The Kursura was commissioned on 18 December 1969 at Riga, Soviet Union. During the Indo-Pakistani War of 1971, Kursura operated in the Arabian Sea. After decommissioning, the ship was towed to Ramakrishna Mission Beach in Visakhapatnam and was established as a museum ship in August 2002, which is the first submarine museum in South Asia. The Kursura has a length of 91.3 m (300 ft) overall, a beam of 7.5 m (25 ft) and a draught of 6 m (20 ft). She displaces 1,950 t (1,919 long tons) surfaced, 2,475 t (2,436 long tons) submerged and has a maximum diving depth of 985 ft (300 m). The complement is about 75, including 8 officers and 67 sailors. Big and black on the yellow sandy beach.
The 300 foot sub lays on the beach front like a very large beached whale. People wait in line to get a tour of the inside of the museum ship.
I lingered near the sub to capture a few frames from my KAP rig high in the sky above as the sun set in the West. A small crowd gathered to view the kite. Once again, the Stratospool was passed hand to hand among the crowd. I kept the Stratospool tethered to my waist for safety. Smiles and now cell phone selfies from the crowd ensued with smiles all around.
The light was dropping quickly as the sun set below the horizon and I had a full 45-minute walk back South along the beach to return to my hotel and prepare for work the following day.
The brisk Southerly wind had been pulling me North….now it was my turn to pull the kite back South with a fair bit of effort on this hot (~ 40 degrees C) evening….. The sweat was dripping off my face as I pressed South with the kite in the air. Thirty minutes later in near darkness I decided to pull down the KAP rig and pack it away under the watchful eyes of a small crowd.
The Levitation light delta kite was next to return to the sandy beach with a new crowd of Indian eyes watching as I packed up the delta kite and stowed it in its bag.
India is rich in diverse landscapes and cityscapes shaped by human hands. I hope to capture more magic from the skies above India in the days to come.
Inspiration comes in many forms including books. The “Kite’s Eye View India Between Earth and Sky fellow KAPer Nicolas Chorier

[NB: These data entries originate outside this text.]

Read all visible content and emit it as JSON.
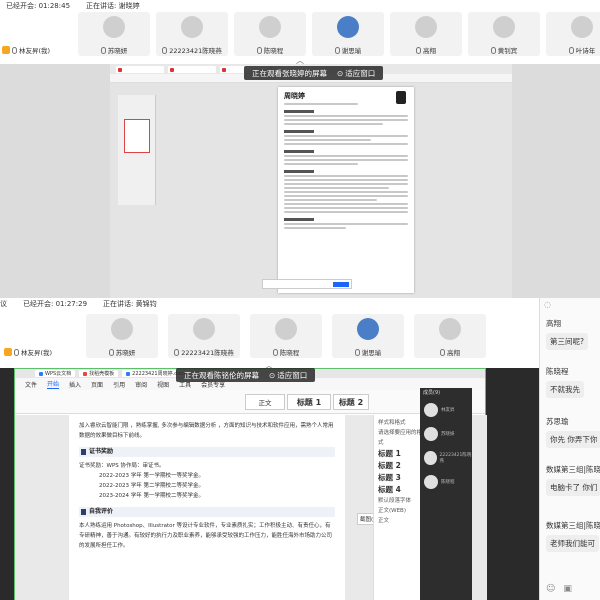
{
  "top": {
    "status_opened": "已经开会: 01:28:45",
    "status_speaking": "正在讲话: 谢晓婷",
    "host_name": "林友昇(我)",
    "participants": [
      {
        "name": "苏晓妍"
      },
      {
        "name": "22223421陈晓燕"
      },
      {
        "name": "陈晓程"
      },
      {
        "name": "谢思瑜"
      },
      {
        "name": "高翔"
      },
      {
        "name": "黄钊宾"
      },
      {
        "name": "叶诗年"
      }
    ],
    "banner_text": "正在观看张晓婷的屏幕",
    "banner_button": "适应窗口",
    "resume_name": "周晓婷"
  },
  "bottom": {
    "left_label": "议",
    "status_opened": "已经开会: 01:27:29",
    "status_speaking": "正在讲话: 黄锦钧",
    "host_name": "林友昇(我)",
    "participants": [
      {
        "name": "苏晓妍"
      },
      {
        "name": "22223421陈晓燕"
      },
      {
        "name": "陈晓程"
      },
      {
        "name": "谢思瑜"
      },
      {
        "name": "高翔"
      }
    ],
    "banner_text": "正在观看陈铭伦的屏幕",
    "banner_button": "适应窗口",
    "editor_tabs": [
      "WPS云文档",
      "找稻壳模板",
      "22223421周晓婷.docx"
    ],
    "editor_menu": [
      "文件",
      "开始",
      "插入",
      "页面",
      "引用",
      "审阅",
      "视图",
      "工具",
      "会员专享"
    ],
    "styles": [
      "正文",
      "标题 1",
      "标题 2"
    ],
    "doc": {
      "intro": "加入睿欣云智能门限 ，熟练掌握, 多次参与编辑数据分析 ，方面的知识与技术和软件应用，需熟个人常用数据的效果做目标下前线。",
      "section1": "证书奖励",
      "cert_intro": "证书奖励：WPS 协作局：审证书。",
      "cert_rows": [
        "2022-2023 学年 第一学期校一等奖学金。",
        "2022-2023 学年 第二学期校二等奖学金。",
        "2023-2024 学年 第一学期校二等奖学金。"
      ],
      "section2": "自我评价",
      "eval": "本人熟练运用 Photoshop、Illustrator 等设计专业软件，专业素质扎实；工作积极主动、有责任心，有专研精神，善于沟通。有较好的执行力及职业素养，能够承受较强的工作压力，能胜任海外市场助力公司的发展所担任工作。"
    },
    "style_pane": {
      "title": "样式和格式",
      "apply_label": "请选择要应用的格式",
      "items": [
        "标题 1",
        "标题 2",
        "标题 3",
        "标题 4"
      ],
      "default_font": "默认段落字体",
      "normal": "正文(WEB)",
      "plain": "正文"
    },
    "member_panel_title": "成员(9)",
    "members": [
      "林友昇",
      "苏晓妍",
      "22223421陈晓燕",
      "陈晓程"
    ],
    "screenshot_label": "截图(Alt + A)",
    "chat": [
      {
        "sender": "高翔",
        "text": "第三间呢?"
      },
      {
        "sender": "陈晓程",
        "text": "不就我先"
      },
      {
        "sender": "苏思瑜",
        "text": "你先 你弄下你"
      },
      {
        "sender": "数媒第三组|陈晓",
        "text": "电脑卡了 你们"
      },
      {
        "sender": "数媒第三组|陈晓",
        "text": "老师我们能可"
      }
    ]
  },
  "colors": {
    "accent": "#1a66ff",
    "host_badge": "#f5a623",
    "banner_bg": "#282828",
    "member_panel_bg": "#2d2d2d",
    "section_block": "#2c3e6b"
  }
}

is one of my favorite books and I highly recommend reading it.
Indian eyes tell all….window to the soul.Additional pictures can be viewed in this flickr album.
Next up ....India Night KAP!